**The task**
Only the lines that hold "this" should be in the answer, each copied from the data below.

===== Provided records =====

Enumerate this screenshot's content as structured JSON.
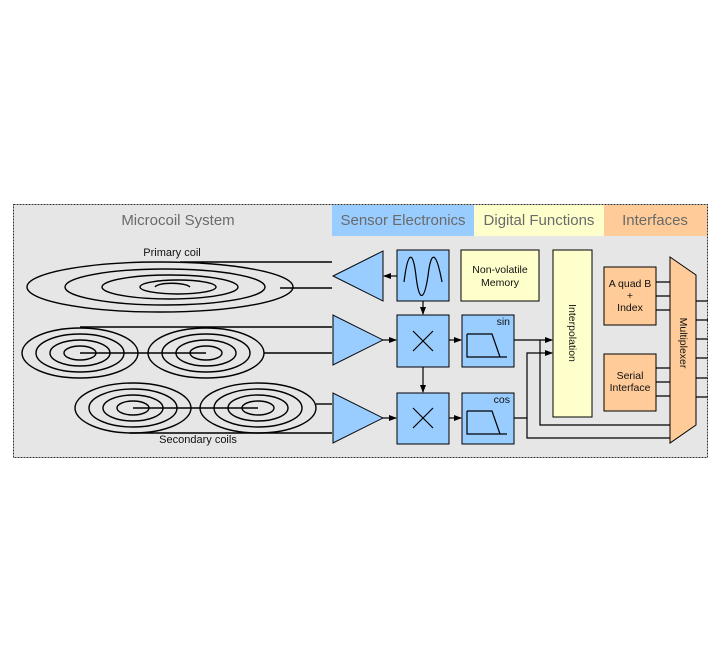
{
  "sections": {
    "microcoil": "Microcoil System",
    "sensor": "Sensor Electronics",
    "digital": "Digital Functions",
    "interfaces": "Interfaces"
  },
  "labels": {
    "primary_coil": "Primary coil",
    "secondary_coils": "Secondary coils",
    "memory_line1": "Non-volatile",
    "memory_line2": "Memory",
    "interpolation": "Interpolation",
    "aquadb_line1": "A quad B",
    "aquadb_line2": "+",
    "aquadb_line3": "Index",
    "serial_line1": "Serial",
    "serial_line2": "Interface",
    "multiplexer": "Multiplexer",
    "sin": "sin",
    "cos": "cos"
  },
  "colors": {
    "sensor": "#99ccff",
    "digital": "#ffffcc",
    "interfaces": "#ffcc99",
    "background": "#e6e6e6"
  }
}
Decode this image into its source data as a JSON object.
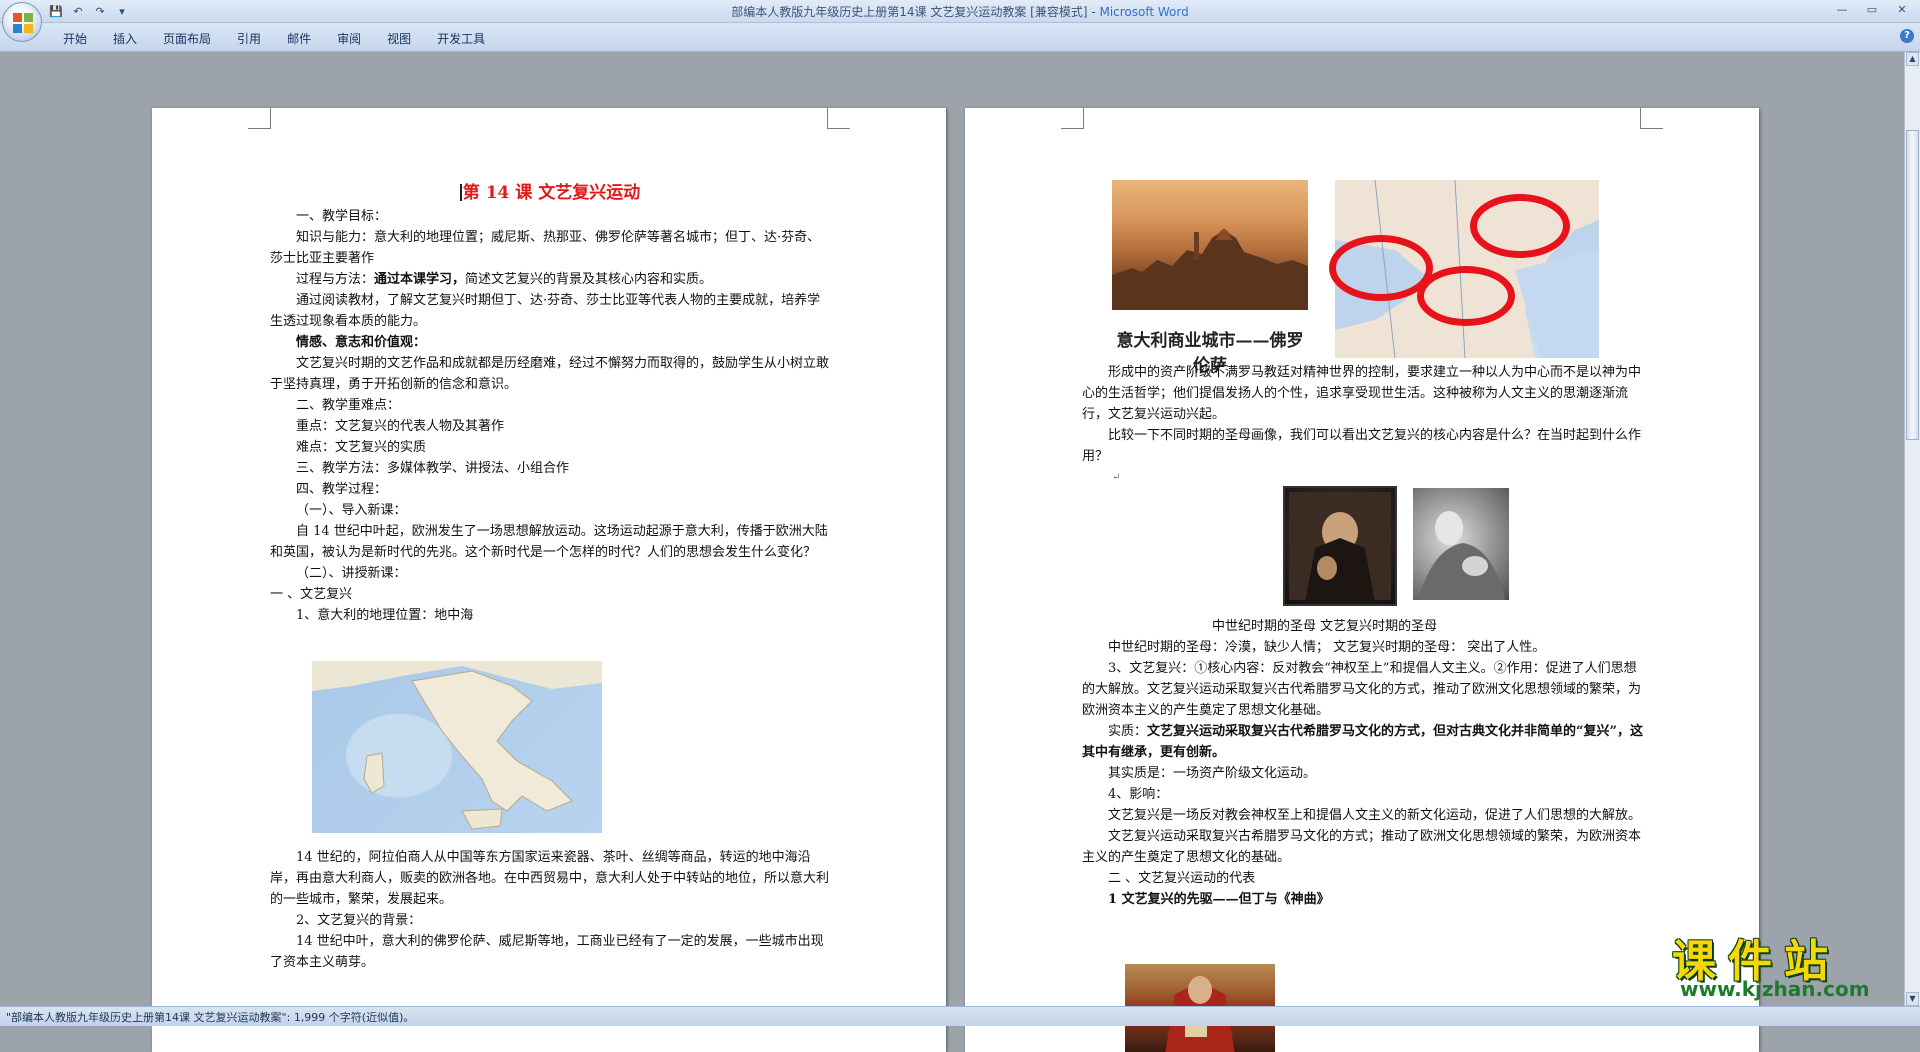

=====

**Answer box**
Enumerate this screenshot's content as structured JSON.
Decode this image into its source data as a JSON object.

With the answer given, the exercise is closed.